Passenger numbers have doubled at Gladstone in the last seven years, according to Minister for Infrastructure and Transport The Hon Anthony Albanese MP. Passenger numbers will further grow with Strategic Airlines' launch today of double daily weekday flights from Brisbane, made possible by recent runway expansions to accommodate larger aircraft.
The route is part of Strategic's domestic network approach to serve mining routes, head of commercial Damien Vasta says. (Internationally the carrier is looking at leisure routes not serviced or under-serviced.)
In opening the route, Strategic is taking the only other airline currently on the route, QantasLink, head on. Strategic knows that all too well, and the route is perhaps a personal calling for founder and chief executive Michael James.

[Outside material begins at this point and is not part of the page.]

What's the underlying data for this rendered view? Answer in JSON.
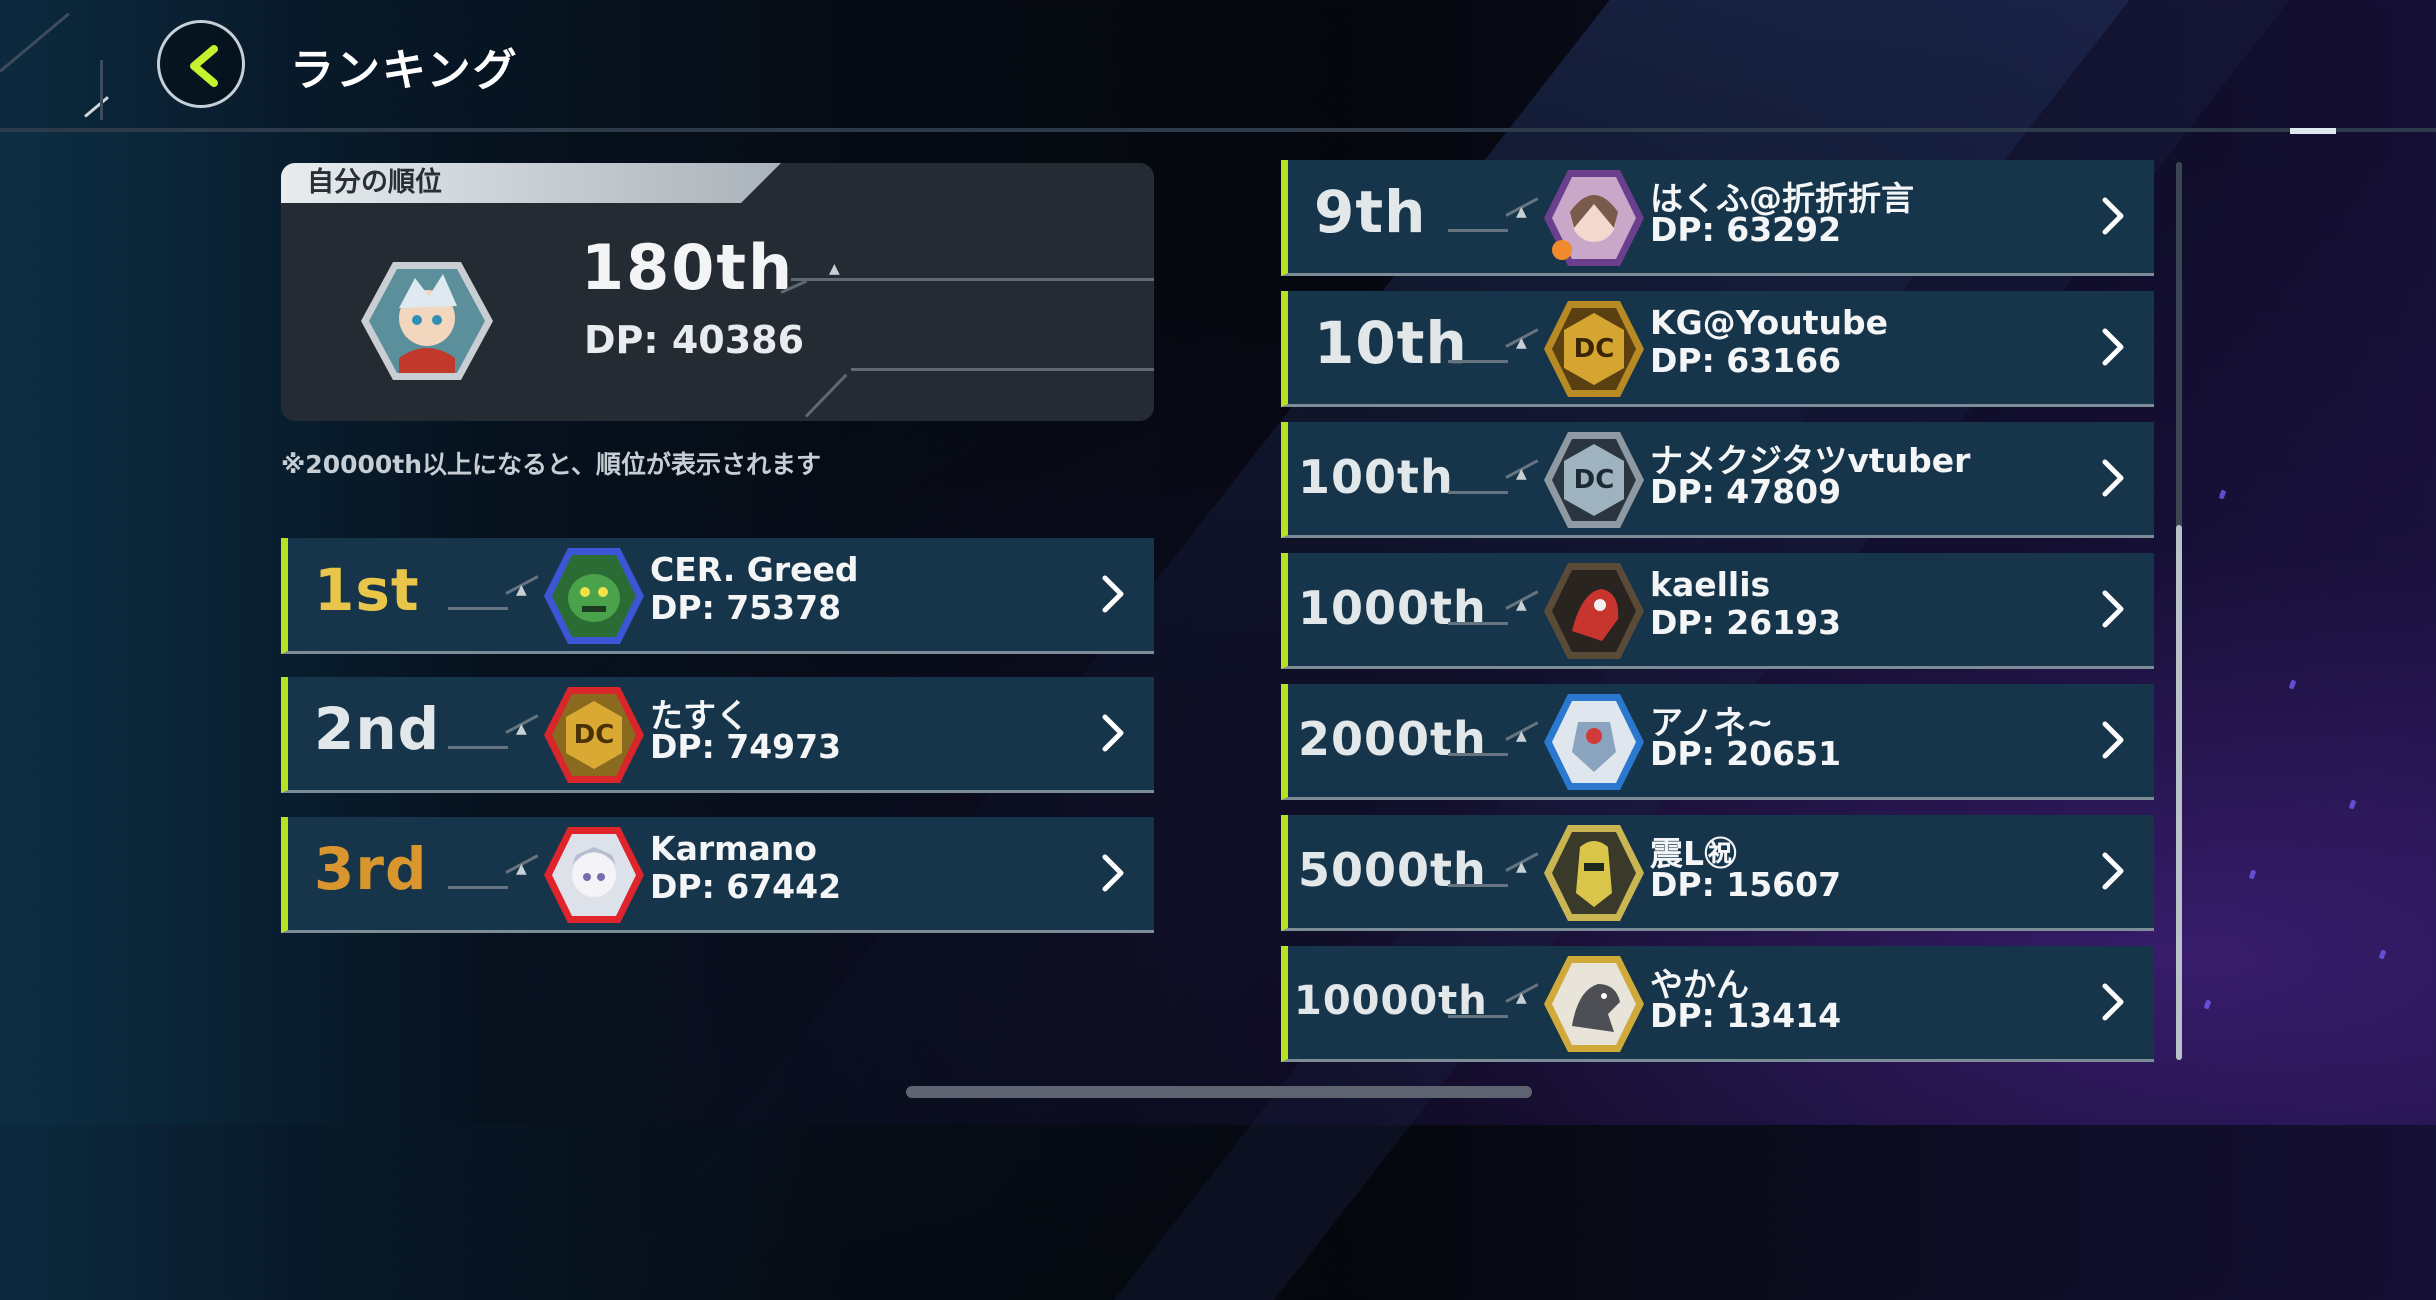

"I grew up in Bundaberg and I know what it's all about to have one operator and trying to get back for a family wedding and being hit in the hip pocket," James said earlier this year.
Although Strategic's two daily flights cannot match the frequency of QantasLink, which has up to eight round-trips a day (1184 seats compared to Strategic's 608), Strategic hopes its jet Airbus A320 service, with business class and lower fares, will win passengers over QantasLink's Dash 8 aircraft. Even with lower fares, Strategic is being careful "not to enter price wars", Vasta says.
"I think there's an expectation with regional communities when they grow to a certain size that they shall be entitled to receive an aircraft that's more befitting to their growing stature," Vasta says. Gladstone's population is expected to grow 80% in the next two decades, according to Albanese.
There were reports Virgin Blue was looking to making Gladstone one of its initial routes for its turboprop fleet. The regional competition to Gladstone also picked up when Qantas said it would construct a Qantas Lounge at the airport after serving it for 29 years.
This competition underscores the financial significance of regional air transport to Australian carriers. As Qantas chief executive said earlier this year of the group's regional subsidiary, "QantasLink is the quiet achiever in the portfolio."
Gladstone's terminal has been named the the Creed-Kanofski Terminal in honour of the city's late mayor George Creed, and the Council's outgoing CEO Graeme Kanofski.